In “Appearance” we wanted to focus on affect and avoid direct reference to facial features and body type (which we skirt closely) as well as racial and ethnic identifiers. But the concern was raised that this still hews too closely to the practice, in Nazi Germany and elsewhere, of dehumanization and extreme “othering” of populations. The reservation expressed in this context, simply put, is that we do not want to become what we are fighting.  I consider this assessment overwrought, but the caution is worth reflecting on.

A few eyebrows were also raised about the use of profanity in Poster 2 (Nazi, noun, Na-Zi. \ ˈnät-sē , ˈnat- \ Pronounced: Total Asshole), and by the discussion of whether it’s OK to Punch a Nazi in Poster 2:  “Also, someone who it may be OK to punch, depending on where you stand on this debatable practice; see also Richard Spencer and the “Punch a Nazi” debate. But we do not recommend this.”  One can almost hear the indignant howls of “that’s not funny” wafting across the Diag.

On the other hand, there was widespread agreement that the section on “Natural Enemies” was effective: “Thinking people, compassionate people, informed people of all backgrounds, religions, races, genders, nationalities and political persuasion.” This is important. While many of the poster sections make fun of Nazis and warn about the dangers of what they represent, others contain an explicit call to human solidarity, and to reason, evidence, and critical thinking. Poster 2 reads:

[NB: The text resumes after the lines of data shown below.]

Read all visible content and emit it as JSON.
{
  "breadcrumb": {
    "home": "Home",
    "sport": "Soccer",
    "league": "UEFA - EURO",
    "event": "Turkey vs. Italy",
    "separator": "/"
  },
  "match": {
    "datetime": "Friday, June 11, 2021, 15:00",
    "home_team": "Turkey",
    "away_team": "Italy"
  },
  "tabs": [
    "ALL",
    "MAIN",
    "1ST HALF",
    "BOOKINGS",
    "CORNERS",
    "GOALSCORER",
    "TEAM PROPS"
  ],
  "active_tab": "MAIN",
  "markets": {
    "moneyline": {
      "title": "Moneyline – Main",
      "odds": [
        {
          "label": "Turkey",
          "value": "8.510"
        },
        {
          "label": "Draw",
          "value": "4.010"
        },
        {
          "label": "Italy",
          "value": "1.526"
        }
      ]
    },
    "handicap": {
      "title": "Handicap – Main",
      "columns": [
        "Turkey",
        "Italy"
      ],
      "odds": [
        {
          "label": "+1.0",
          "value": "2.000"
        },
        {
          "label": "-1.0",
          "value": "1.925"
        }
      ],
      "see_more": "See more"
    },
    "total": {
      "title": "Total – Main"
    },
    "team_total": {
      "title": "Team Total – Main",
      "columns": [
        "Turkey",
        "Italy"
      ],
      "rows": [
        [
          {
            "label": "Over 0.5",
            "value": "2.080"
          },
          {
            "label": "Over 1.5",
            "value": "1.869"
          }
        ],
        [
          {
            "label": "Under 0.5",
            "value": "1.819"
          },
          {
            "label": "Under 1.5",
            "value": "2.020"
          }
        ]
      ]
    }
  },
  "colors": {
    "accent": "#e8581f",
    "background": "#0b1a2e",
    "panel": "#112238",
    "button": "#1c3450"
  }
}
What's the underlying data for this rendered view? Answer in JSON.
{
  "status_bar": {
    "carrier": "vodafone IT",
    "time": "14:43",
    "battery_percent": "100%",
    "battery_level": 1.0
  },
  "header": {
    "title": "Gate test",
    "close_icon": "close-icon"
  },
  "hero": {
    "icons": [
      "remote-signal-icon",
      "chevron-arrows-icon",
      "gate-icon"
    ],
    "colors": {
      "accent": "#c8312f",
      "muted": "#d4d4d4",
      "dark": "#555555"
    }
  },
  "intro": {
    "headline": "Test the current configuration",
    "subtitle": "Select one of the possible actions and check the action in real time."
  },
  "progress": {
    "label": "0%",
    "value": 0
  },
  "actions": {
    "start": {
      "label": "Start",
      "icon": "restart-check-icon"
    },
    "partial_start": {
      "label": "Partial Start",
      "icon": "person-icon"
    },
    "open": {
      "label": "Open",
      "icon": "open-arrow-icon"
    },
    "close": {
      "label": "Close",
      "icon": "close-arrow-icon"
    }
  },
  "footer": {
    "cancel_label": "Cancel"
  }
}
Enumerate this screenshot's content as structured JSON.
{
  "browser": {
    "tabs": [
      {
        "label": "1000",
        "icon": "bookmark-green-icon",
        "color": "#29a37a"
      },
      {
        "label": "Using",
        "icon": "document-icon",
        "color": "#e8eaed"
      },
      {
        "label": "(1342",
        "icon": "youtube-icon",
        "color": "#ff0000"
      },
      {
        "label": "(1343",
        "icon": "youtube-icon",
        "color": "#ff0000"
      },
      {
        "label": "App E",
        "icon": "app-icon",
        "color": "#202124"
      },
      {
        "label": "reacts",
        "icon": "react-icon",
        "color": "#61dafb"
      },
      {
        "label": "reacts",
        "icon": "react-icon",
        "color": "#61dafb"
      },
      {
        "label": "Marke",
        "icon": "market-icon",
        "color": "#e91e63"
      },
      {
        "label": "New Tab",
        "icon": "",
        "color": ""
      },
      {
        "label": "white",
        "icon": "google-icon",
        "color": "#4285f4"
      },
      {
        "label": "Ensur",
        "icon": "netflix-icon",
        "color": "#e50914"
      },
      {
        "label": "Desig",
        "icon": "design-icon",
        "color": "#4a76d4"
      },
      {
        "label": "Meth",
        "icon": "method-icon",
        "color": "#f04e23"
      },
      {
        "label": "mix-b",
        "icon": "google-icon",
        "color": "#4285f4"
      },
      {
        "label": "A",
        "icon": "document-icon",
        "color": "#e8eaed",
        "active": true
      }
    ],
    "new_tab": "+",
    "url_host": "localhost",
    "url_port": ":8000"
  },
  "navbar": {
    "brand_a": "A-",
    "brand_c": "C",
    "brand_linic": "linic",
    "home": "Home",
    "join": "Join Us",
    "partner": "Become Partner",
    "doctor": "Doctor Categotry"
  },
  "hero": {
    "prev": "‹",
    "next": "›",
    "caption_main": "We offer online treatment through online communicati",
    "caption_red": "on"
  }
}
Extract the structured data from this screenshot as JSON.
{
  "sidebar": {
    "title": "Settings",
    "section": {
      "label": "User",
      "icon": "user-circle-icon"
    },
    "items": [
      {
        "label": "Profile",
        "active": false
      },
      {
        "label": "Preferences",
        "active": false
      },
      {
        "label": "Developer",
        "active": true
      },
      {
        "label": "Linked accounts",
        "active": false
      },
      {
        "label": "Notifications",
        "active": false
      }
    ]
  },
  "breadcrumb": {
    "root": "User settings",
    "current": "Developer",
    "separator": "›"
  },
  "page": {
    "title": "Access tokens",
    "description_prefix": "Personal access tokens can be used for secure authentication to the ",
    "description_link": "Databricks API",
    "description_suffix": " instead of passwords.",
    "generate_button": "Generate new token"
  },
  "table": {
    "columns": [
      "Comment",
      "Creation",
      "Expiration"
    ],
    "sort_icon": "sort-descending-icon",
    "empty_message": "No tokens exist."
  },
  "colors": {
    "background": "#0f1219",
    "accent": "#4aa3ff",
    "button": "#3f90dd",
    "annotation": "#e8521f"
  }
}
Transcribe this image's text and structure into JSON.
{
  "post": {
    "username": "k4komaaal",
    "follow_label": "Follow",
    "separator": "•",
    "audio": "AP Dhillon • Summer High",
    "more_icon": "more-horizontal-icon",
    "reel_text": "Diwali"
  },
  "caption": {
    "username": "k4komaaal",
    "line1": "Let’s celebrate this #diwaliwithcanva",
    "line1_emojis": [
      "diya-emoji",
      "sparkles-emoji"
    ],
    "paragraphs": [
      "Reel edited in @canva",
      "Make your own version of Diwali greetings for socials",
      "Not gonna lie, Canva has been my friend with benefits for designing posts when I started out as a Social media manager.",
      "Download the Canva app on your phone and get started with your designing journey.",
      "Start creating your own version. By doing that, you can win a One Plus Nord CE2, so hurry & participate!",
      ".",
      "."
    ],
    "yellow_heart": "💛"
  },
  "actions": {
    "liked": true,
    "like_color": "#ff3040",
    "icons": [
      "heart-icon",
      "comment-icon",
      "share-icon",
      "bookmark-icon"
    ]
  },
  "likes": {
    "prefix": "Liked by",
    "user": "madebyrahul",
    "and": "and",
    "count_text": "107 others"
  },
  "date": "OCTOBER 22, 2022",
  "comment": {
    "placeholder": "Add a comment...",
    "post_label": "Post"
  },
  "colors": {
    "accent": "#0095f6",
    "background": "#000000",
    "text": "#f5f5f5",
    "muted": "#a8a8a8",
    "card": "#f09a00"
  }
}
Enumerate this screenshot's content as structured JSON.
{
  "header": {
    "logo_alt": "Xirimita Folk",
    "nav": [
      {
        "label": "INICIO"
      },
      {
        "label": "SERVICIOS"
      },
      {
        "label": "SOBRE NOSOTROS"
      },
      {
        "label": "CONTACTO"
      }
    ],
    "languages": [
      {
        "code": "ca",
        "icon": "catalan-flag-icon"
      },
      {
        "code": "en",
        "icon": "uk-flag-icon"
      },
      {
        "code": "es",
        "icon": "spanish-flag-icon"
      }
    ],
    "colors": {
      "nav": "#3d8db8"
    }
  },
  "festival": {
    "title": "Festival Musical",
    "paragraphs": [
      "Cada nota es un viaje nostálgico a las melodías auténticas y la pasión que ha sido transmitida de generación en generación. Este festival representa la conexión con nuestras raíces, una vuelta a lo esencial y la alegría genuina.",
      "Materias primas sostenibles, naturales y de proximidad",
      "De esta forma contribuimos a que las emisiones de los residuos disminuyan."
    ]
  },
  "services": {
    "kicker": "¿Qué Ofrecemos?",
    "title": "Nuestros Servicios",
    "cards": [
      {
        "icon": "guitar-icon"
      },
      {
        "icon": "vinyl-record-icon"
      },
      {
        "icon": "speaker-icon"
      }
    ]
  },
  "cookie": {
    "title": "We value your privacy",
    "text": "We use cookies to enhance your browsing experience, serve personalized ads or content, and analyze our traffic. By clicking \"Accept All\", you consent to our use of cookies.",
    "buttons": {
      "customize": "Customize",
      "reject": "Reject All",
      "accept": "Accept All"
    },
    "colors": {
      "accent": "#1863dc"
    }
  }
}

“The 21st century Nazi will claim to be calm, reasonable and (alt) right-minded, but don’t be fooled. If cornered will spout nonsense about a coming “white genocide” and to advocate for “race war.” A Nazi, in this sense, is not just someone who you don’t agree with!

Similarly, in Poster 1:

Definition: a small minded person gripped by fears of non-white peoples, immigrants, Jews, and large swaths of the human family that they are known to despise. Paranoid and often delusional, the 21st century Nazi attempts to sound reasonable and to use “evidence” and “common-sense” to mask their hatred and bigotry, but don’t be fooled; see also racist troll.

The target in this regard is the “reasonable racism” of the Alt-Right, their appeals to “scientific thinking” about biology and race, and to “evidence” writ large (and wrong).  Several of the posters and fliers that have infected out campus in waves over the past year and a half claim that there are things that our (liberal) university will not teach or credit for ideological reasons (sometimes described as Cultural Marxism) as opposed to factual determinations rooted in history, the natural sciences, sociology, anthropology, and the study of the humanities.

Countering long-discredited notions that undergird and seek to bolster white supremacist ideologies is unfortunately as time-consuming as it is necessary, as Alt-Right and neo-Nazi groups continue to seek to “recruit” on our campus. The “It’s Not OK to Be a Nazi” series is designed to be a simple and cost-effective tactic, easy to reproduce at a moment’s notice. I share all six posters here in hope that they might serve as a useful model for others who want to poke some serious fun at Nazis and the growing presence of the Alt-Right on our campuses.

(For a PDF version of the “It’s Not OK to be a Nazi” poster series, click here.)

Angela D. Dillard is Associate Dean of Undergraduate Education in the College ofLiterature, Science and the Arts (LSA) at the University of Michigan.  She is also the Earl Lewis Collegiate Professor of Afroamerican and African Studies and in the ResidentialCollege. Dean Dillard specializes in American and African-American intellectual history,particularly around issues of race, religion, ideology, and politics — on both the Left and the Right sides of the political spectrum.  The author of Guess Who’s Coming to DinnerNow?: Multicultural Conservatism in America (2001) and Faith in the  City: Preaching Radical Social Change in Detroit (2007), she is currently at work on a book entitled Civil Rights Conservatism on the relationship between the postwar civil rights movement and the rise of the New Right.